* [Records contained in a dataset]
-------------------------
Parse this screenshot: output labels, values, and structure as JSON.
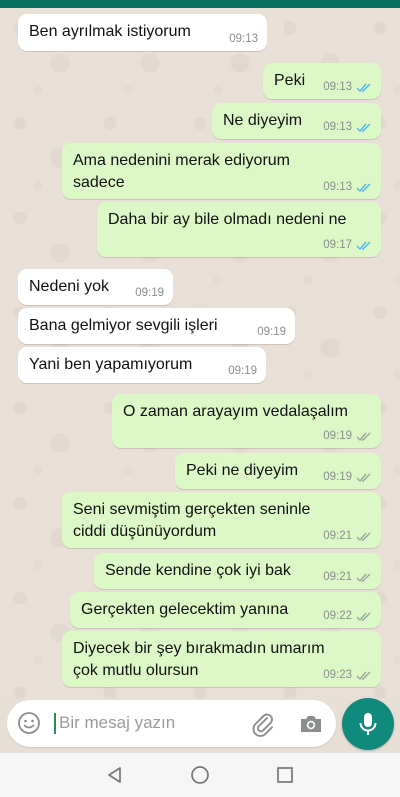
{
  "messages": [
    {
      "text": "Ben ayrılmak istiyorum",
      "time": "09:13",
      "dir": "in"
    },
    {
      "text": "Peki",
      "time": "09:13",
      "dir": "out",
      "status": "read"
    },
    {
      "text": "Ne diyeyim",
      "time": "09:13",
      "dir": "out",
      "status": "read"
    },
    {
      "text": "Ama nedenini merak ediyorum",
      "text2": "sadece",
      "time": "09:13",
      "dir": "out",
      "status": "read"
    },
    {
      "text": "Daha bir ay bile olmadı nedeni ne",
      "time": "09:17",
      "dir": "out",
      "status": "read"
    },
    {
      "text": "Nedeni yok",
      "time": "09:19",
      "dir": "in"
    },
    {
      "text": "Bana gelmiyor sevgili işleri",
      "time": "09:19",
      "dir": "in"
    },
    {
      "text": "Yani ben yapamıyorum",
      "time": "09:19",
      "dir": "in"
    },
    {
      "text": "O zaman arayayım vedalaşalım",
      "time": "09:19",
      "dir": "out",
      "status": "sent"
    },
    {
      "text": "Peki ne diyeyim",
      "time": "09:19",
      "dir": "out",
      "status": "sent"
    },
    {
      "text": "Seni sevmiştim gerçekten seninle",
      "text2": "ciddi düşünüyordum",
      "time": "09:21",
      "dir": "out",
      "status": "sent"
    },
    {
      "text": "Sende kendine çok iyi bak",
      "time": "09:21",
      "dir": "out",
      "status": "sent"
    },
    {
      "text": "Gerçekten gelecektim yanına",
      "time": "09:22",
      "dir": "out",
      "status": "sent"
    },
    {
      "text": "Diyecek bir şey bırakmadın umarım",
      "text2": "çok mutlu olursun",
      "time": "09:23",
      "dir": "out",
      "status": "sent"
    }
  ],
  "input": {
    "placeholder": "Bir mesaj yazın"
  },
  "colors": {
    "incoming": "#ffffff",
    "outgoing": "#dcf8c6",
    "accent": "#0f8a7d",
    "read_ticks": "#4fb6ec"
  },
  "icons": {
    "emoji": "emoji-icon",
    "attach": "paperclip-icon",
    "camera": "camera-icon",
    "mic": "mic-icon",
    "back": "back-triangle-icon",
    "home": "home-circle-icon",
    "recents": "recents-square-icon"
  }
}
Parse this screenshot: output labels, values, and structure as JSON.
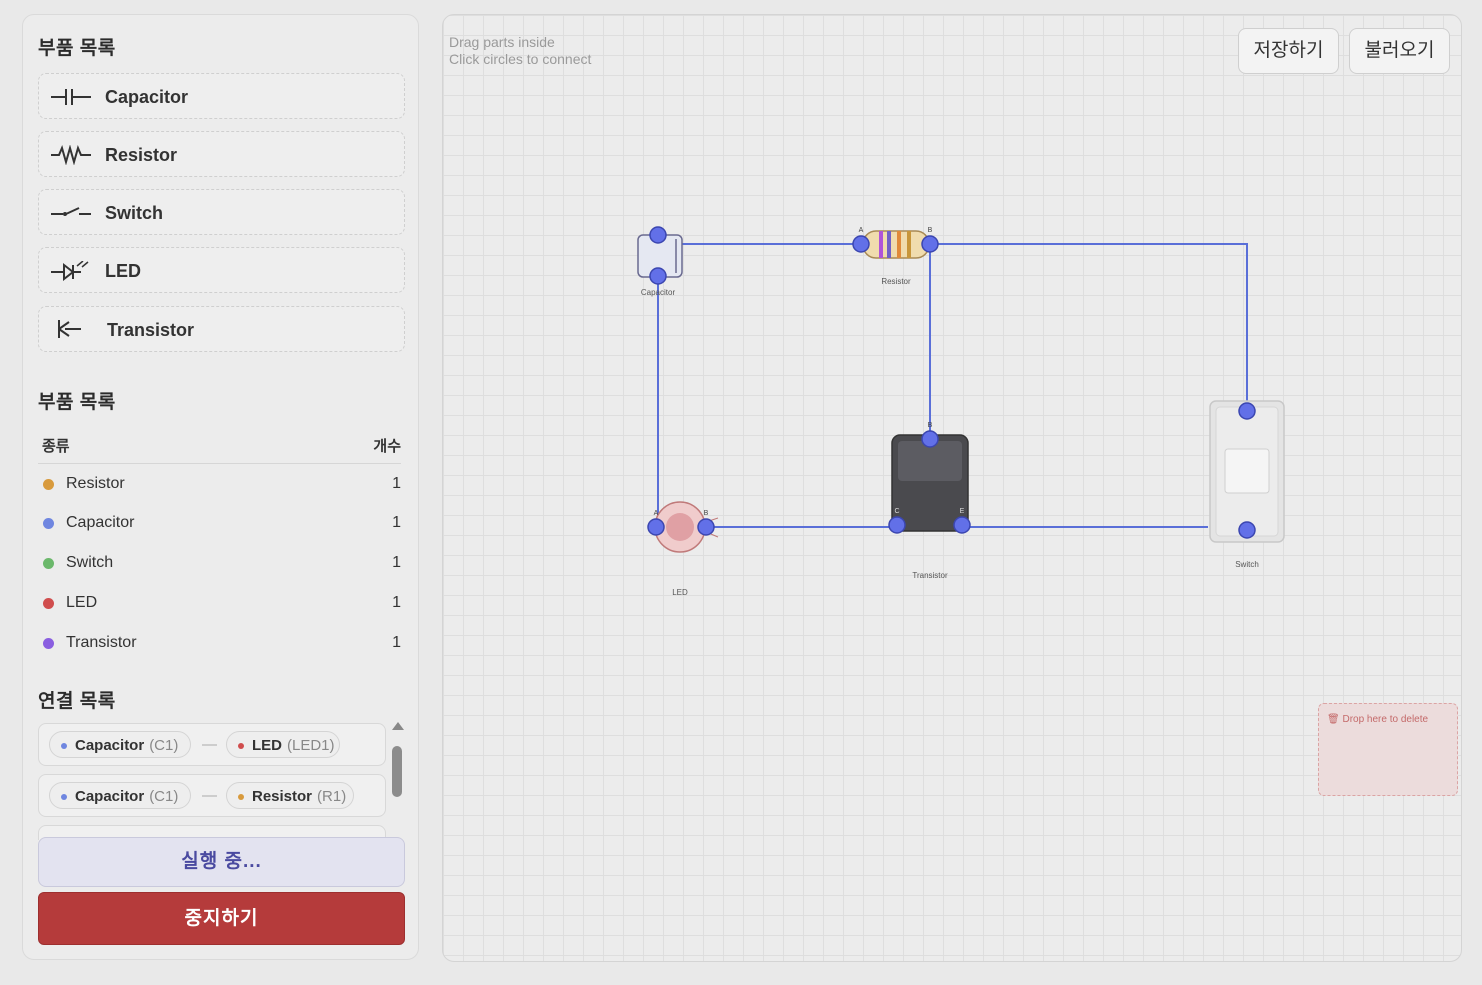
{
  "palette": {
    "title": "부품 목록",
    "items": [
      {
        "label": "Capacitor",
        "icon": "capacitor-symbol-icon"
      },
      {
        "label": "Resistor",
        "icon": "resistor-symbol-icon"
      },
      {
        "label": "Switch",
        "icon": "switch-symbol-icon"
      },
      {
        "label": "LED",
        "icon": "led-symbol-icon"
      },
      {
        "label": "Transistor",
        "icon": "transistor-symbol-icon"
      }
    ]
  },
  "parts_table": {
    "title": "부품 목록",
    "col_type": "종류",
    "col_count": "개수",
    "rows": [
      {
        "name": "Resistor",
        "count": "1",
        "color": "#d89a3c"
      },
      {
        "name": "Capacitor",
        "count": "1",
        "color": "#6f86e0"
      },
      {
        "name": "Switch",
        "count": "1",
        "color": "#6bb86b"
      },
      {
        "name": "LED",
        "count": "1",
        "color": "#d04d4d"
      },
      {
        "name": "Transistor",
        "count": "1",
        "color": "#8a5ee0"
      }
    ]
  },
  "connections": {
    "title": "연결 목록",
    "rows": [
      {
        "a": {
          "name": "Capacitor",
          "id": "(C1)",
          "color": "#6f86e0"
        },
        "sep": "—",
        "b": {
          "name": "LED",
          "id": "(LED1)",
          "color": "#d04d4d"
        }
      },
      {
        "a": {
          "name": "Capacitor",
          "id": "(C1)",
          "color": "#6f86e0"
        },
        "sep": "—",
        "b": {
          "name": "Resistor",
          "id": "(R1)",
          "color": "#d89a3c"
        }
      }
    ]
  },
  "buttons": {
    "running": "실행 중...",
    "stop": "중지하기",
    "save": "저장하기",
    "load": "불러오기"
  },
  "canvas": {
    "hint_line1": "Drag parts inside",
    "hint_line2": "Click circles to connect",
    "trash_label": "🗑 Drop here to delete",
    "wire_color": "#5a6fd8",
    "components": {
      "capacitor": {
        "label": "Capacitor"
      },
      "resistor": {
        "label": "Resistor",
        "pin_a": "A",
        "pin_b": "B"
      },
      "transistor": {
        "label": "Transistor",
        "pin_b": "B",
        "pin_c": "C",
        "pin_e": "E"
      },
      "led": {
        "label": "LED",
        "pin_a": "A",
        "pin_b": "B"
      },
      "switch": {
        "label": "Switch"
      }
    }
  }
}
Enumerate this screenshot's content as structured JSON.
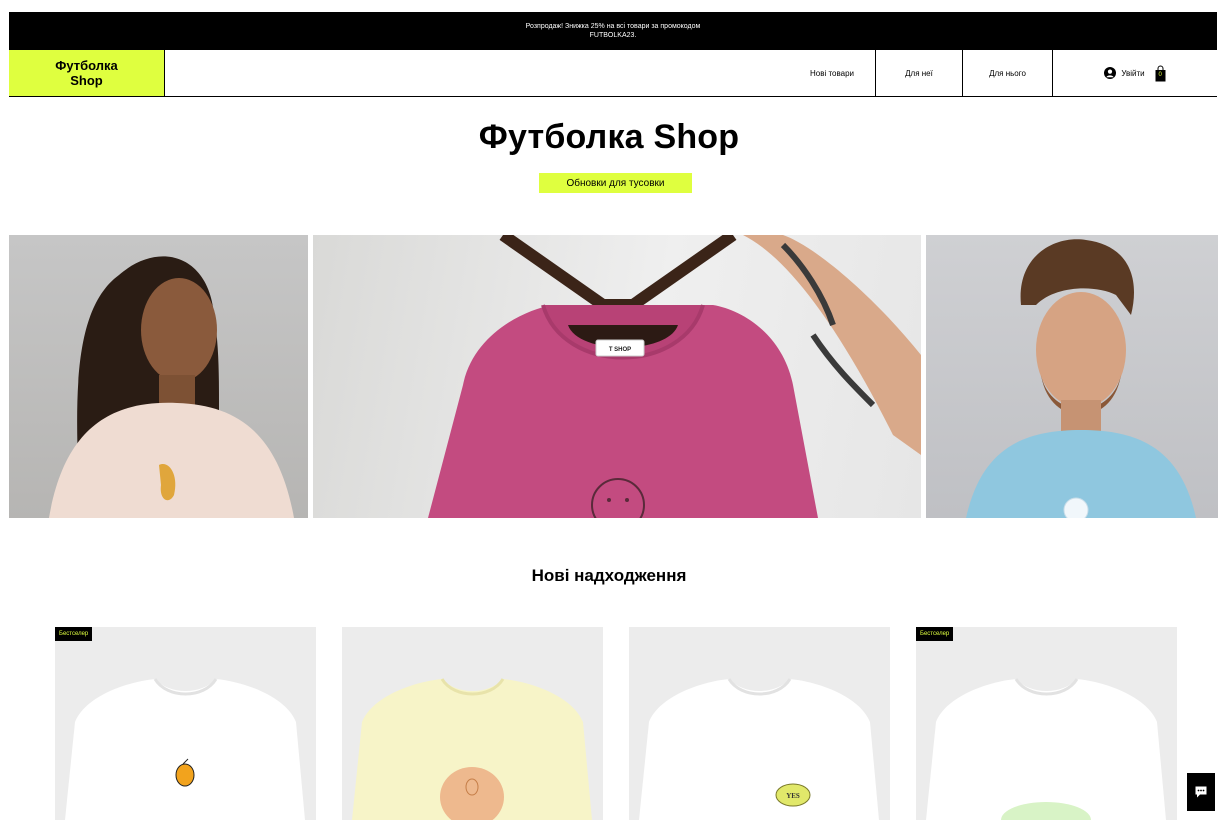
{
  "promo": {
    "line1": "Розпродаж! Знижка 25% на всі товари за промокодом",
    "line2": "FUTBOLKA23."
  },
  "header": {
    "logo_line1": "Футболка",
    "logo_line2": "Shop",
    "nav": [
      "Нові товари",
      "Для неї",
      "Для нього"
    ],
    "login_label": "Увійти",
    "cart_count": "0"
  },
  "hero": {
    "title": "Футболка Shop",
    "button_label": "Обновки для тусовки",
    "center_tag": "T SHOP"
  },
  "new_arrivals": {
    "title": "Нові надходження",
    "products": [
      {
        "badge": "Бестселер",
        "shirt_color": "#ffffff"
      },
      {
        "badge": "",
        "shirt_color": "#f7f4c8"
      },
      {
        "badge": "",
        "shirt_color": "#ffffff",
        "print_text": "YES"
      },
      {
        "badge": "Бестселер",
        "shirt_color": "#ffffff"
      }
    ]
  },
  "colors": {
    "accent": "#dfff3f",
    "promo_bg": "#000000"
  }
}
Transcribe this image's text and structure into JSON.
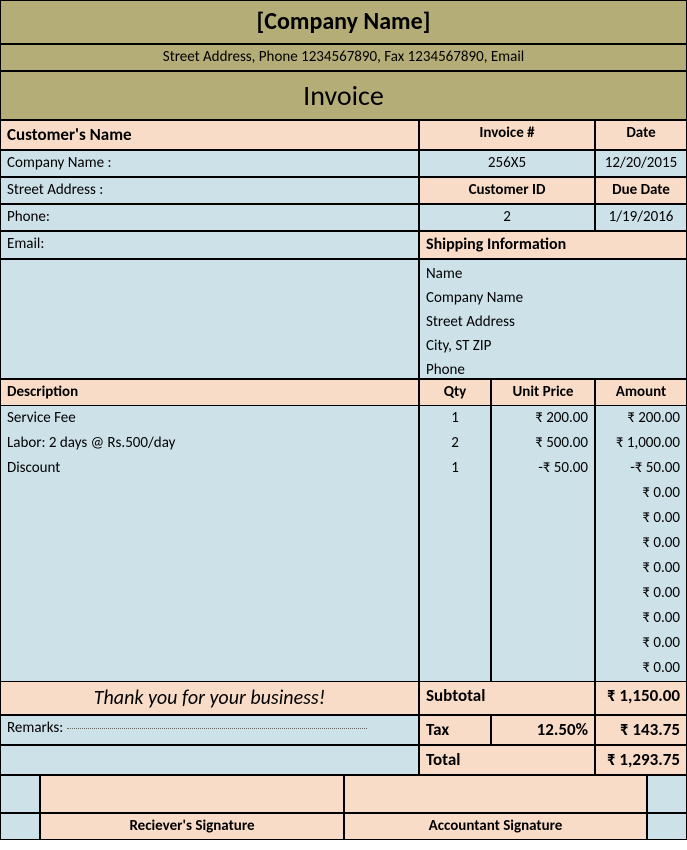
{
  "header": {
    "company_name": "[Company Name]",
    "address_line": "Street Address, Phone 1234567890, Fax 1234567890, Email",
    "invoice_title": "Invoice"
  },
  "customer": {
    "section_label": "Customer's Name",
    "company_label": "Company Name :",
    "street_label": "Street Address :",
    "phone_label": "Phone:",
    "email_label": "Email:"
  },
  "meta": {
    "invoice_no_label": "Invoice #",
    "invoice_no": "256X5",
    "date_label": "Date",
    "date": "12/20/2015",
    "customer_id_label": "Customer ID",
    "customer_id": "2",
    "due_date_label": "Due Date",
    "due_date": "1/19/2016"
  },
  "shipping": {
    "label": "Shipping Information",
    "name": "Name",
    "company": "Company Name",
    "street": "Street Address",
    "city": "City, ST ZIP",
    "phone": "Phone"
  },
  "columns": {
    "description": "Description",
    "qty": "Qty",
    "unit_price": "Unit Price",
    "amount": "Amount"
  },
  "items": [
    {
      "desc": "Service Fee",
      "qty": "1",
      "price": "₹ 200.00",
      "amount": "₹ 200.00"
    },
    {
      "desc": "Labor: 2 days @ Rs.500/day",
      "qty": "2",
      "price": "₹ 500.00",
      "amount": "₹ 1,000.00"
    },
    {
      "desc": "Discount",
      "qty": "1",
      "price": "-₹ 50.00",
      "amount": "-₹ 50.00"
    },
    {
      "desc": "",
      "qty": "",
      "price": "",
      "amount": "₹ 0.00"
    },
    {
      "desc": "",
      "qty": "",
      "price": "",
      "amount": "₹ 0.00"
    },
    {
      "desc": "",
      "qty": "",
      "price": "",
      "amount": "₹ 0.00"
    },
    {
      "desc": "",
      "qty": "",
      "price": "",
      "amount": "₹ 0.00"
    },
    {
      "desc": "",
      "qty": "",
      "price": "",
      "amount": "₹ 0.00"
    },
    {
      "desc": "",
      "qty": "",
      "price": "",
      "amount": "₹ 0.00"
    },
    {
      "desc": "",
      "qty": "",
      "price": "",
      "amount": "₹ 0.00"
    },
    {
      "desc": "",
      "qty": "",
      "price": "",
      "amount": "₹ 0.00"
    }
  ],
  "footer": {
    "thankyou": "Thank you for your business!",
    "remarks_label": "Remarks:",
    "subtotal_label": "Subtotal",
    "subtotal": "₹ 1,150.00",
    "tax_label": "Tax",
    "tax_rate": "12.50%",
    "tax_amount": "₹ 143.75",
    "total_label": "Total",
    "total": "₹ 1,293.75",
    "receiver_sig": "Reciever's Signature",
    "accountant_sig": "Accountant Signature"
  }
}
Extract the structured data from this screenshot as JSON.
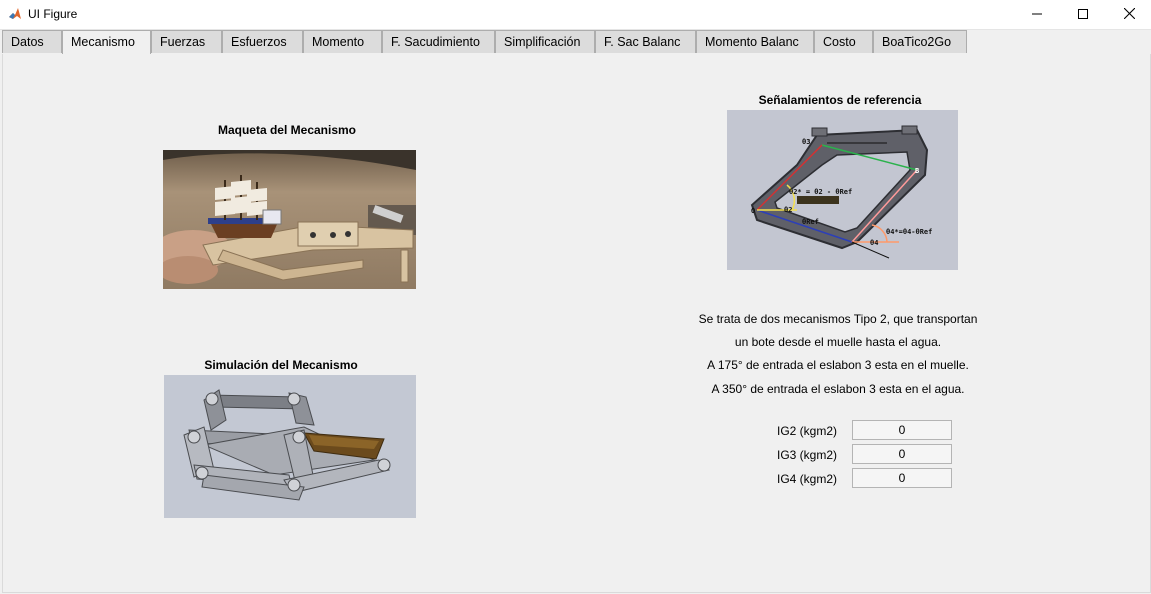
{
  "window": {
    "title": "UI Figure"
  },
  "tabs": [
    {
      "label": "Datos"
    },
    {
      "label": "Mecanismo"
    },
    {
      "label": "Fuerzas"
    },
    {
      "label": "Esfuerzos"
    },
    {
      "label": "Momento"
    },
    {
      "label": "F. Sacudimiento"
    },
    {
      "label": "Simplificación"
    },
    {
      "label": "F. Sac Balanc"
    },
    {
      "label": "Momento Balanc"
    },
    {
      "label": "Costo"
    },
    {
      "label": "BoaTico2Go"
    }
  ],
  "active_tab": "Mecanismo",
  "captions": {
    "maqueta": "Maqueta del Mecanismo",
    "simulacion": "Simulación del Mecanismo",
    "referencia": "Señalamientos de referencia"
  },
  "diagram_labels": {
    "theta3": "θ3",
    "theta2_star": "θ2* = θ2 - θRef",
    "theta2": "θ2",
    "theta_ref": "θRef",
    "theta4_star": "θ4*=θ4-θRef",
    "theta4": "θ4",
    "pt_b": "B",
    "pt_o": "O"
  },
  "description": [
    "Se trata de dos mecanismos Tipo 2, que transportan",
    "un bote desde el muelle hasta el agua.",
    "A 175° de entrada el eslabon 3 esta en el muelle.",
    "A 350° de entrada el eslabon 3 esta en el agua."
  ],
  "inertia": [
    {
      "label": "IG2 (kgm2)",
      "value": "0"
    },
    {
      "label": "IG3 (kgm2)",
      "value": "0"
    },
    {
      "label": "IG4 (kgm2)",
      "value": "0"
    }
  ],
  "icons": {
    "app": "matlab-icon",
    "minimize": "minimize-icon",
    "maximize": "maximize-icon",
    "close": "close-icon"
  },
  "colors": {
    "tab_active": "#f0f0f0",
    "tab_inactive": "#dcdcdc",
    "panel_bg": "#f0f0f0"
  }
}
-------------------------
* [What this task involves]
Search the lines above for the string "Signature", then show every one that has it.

* [Task solution]
    "receiver_sig": "Reciever's Signature",
    "accountant_sig": "Accountant Signature"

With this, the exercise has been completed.